The Moores like to look for major global weather events – frost, extreme rain, drought – that can trigger a panicked rally in the market. Bryce will go on Twitter and check as many opinions as possible. If market experts seem to think the supply effect won’t be as bad as the news suggests, they’ll make a quick sale to take advantage of the spike – because it won’t last. If it really is a major event, they’ll often wait because the rally could be long.
They also look for trade news, like when China quit buying Canadian canola or when Indonesia banned palm oil exports, that could trigger dramatic falls or spikes in local prices. Political unrest, like the war in Ukraine, also creates marketing opportunities. Bryce sees market specials from local grain buyers as indicators of a rally. “They’re trying to secure supply before the price goes up,” Bryce says, so he’ll often wait when he gets one of those notes.
To set expectations for the year, the Moores check on weather reports from Drew Lerner, the annual grain outlook from Brad Magnusson, and market outlook sessions at various conferences. Finally, their off-farm jobs – Breann is a retail agronomist at Midway Co-op in LeRoy and Bryce is a professional agronomy consultant with Western Ag – result in many conversations with other farmers. “I’ll come home and tell Bryce that farmers are selling for this and that reason,” Breann says.

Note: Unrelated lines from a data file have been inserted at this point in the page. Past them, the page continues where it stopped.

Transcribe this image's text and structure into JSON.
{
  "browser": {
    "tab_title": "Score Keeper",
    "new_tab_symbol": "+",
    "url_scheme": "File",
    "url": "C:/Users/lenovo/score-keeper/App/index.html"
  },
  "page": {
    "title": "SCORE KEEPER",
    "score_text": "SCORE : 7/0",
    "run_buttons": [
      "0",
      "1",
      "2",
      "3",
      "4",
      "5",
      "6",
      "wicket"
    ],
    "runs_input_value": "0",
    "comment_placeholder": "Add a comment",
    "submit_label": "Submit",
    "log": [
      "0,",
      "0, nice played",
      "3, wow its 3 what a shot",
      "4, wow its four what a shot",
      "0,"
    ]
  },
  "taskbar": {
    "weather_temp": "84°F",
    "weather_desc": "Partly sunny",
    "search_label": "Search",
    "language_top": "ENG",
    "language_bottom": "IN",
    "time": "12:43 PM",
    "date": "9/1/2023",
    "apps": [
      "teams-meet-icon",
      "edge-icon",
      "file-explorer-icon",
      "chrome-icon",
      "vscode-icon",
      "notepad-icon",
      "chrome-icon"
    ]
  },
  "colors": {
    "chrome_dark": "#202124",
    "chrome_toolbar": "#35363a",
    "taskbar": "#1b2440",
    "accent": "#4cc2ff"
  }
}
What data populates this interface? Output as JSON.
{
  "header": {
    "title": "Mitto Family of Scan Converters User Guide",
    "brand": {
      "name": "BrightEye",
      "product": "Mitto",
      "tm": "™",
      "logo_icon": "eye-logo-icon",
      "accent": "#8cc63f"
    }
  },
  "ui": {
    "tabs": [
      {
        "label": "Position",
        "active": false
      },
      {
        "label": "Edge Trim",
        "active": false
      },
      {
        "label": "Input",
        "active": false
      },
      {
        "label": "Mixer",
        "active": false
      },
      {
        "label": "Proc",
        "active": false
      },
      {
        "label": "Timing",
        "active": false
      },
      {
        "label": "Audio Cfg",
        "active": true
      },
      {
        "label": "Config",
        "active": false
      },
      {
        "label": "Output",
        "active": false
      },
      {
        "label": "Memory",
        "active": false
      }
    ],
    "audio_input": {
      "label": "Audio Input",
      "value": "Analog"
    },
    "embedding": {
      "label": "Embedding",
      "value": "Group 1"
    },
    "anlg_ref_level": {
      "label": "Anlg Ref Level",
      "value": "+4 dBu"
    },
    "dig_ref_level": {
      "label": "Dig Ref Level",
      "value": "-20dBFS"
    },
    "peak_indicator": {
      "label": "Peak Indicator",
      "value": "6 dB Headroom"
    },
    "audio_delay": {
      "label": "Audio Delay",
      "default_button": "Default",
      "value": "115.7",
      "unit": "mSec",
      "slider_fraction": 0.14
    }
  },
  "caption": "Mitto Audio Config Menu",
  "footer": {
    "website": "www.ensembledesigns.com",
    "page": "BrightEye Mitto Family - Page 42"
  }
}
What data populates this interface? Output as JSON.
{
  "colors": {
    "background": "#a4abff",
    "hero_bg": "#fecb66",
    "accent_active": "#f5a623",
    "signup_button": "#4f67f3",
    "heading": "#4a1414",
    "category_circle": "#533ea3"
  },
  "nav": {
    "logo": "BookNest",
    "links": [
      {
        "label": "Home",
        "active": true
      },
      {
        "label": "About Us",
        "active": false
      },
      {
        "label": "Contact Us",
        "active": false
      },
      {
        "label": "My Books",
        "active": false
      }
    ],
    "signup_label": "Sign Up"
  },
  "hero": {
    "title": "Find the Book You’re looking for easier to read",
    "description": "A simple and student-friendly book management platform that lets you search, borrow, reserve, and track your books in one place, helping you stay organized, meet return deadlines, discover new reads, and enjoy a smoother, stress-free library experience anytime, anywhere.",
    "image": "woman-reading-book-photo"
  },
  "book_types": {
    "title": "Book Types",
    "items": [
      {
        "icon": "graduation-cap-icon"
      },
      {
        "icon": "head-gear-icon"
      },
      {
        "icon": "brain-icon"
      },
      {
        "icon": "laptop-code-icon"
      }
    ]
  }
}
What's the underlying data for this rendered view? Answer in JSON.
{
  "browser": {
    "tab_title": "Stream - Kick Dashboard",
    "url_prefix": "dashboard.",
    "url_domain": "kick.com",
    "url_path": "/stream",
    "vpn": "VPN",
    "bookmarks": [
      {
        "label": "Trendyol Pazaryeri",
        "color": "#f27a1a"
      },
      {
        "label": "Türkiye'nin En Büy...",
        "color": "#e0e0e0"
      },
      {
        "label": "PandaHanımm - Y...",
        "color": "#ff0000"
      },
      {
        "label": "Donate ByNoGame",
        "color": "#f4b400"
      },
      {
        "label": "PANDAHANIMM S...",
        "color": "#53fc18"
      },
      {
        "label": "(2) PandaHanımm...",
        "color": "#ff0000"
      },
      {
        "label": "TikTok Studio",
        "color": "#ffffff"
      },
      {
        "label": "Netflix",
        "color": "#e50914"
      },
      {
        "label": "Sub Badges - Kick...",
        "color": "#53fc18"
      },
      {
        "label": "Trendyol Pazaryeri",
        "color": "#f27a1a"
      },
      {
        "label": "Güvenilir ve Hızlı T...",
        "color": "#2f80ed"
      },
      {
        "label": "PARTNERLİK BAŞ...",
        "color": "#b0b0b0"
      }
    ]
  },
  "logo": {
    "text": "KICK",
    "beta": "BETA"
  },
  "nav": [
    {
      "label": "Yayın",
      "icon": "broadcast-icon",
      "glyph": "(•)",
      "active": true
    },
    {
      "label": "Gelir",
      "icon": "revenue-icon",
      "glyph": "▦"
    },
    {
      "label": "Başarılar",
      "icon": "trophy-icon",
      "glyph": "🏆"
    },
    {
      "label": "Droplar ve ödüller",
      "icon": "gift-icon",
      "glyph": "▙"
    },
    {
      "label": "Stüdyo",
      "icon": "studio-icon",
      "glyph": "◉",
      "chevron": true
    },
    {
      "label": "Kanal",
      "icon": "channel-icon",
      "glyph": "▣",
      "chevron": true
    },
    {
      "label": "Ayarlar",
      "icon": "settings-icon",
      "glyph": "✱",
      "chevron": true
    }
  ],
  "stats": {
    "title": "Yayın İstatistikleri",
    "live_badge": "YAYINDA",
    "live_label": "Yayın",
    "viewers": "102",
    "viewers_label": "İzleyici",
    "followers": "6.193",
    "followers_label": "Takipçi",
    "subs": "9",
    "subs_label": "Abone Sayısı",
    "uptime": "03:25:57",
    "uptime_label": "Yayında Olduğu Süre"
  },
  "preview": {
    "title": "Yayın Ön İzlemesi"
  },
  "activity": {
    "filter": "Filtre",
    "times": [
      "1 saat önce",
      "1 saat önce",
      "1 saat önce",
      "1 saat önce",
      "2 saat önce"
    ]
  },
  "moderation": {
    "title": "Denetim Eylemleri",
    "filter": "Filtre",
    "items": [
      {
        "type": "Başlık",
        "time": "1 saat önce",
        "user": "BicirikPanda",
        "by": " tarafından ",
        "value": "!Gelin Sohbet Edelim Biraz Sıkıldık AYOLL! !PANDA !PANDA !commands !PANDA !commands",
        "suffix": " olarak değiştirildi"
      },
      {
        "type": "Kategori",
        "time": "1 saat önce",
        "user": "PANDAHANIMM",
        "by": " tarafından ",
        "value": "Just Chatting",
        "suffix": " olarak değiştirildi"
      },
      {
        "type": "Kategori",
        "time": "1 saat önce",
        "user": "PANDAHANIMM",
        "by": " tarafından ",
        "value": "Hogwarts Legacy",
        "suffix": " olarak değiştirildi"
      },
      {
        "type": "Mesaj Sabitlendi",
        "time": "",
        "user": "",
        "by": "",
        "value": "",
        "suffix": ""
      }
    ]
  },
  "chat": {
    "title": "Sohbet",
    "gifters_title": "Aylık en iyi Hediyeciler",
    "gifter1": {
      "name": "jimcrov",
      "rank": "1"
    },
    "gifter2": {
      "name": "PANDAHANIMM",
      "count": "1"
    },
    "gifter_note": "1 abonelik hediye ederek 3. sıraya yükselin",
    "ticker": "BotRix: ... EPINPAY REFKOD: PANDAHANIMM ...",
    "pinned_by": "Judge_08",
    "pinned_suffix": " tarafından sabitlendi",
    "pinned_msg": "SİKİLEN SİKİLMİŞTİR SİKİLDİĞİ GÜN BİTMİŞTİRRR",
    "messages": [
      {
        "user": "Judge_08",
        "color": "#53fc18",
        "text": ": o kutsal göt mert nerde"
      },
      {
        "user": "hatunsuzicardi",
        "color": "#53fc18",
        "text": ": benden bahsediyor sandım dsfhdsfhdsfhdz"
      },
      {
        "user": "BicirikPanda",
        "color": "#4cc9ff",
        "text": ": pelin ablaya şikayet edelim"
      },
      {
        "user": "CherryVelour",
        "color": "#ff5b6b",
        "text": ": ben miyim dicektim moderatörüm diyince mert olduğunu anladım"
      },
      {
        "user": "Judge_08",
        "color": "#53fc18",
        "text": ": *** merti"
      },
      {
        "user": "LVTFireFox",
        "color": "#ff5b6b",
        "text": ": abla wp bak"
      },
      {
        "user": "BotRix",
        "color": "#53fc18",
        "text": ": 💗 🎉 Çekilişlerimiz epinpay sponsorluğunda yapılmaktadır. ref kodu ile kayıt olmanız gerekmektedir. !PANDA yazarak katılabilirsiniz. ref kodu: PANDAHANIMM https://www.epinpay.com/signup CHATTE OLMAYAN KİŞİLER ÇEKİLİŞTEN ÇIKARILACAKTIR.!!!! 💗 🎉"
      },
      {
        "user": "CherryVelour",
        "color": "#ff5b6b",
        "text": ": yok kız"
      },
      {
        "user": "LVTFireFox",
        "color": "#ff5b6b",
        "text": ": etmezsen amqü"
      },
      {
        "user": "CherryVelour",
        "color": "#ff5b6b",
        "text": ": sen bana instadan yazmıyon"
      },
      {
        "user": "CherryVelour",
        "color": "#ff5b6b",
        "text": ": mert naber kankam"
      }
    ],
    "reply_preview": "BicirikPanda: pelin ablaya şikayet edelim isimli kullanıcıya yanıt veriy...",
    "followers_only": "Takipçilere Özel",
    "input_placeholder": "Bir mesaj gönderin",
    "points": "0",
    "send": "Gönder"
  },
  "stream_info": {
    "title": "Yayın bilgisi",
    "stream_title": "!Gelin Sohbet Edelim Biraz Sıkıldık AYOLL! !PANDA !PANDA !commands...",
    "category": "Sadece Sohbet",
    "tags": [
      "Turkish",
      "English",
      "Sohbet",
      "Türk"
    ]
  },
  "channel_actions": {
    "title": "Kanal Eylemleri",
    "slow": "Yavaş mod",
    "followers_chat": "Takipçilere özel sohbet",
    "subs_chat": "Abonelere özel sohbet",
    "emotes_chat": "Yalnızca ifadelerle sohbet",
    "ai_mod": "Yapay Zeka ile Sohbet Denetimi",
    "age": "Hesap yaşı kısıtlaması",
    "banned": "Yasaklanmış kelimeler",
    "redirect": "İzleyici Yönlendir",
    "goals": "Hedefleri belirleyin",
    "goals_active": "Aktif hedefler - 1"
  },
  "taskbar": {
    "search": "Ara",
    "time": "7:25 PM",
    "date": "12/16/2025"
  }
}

“Marketing seems like such a gamble,” Bryce says. “I feel like I’m at Vegas.” To reduce some of that risk, they calculate cost of production to set a break-even price, and sell incrementally when prices are profitable. “We rarely sell more than 30 per cent at a time,” he says. They will also pre-sell if they can lock in a profit, but never more than 40 per cent of expected production.